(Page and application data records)

———

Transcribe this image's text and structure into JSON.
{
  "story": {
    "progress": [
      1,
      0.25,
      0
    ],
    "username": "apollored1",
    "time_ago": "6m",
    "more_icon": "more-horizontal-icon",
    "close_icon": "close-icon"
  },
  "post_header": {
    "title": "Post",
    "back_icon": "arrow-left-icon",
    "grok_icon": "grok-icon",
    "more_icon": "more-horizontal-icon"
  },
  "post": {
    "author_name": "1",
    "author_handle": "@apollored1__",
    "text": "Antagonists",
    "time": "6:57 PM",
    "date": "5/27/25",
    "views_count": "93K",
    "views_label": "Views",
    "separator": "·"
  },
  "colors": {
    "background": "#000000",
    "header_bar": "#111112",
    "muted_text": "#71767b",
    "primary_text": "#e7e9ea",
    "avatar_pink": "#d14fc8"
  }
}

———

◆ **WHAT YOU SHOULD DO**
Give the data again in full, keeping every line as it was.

◆ **REPLY TO THE TASK**
Transcribe this image's text and structure into JSON.
{
  "story": {
    "progress": [
      1,
      0.25,
      0
    ],
    "username": "apollored1",
    "time_ago": "6m",
    "more_icon": "more-horizontal-icon",
    "close_icon": "close-icon"
  },
  "post_header": {
    "title": "Post",
    "back_icon": "arrow-left-icon",
    "grok_icon": "grok-icon",
    "more_icon": "more-horizontal-icon"
  },
  "post": {
    "author_name": "1",
    "author_handle": "@apollored1__",
    "text": "Antagonists",
    "time": "6:57 PM",
    "date": "5/27/25",
    "views_count": "93K",
    "views_label": "Views",
    "separator": "·"
  },
  "colors": {
    "background": "#000000",
    "header_bar": "#111112",
    "muted_text": "#71767b",
    "primary_text": "#e7e9ea",
    "avatar_pink": "#d14fc8"
  }
}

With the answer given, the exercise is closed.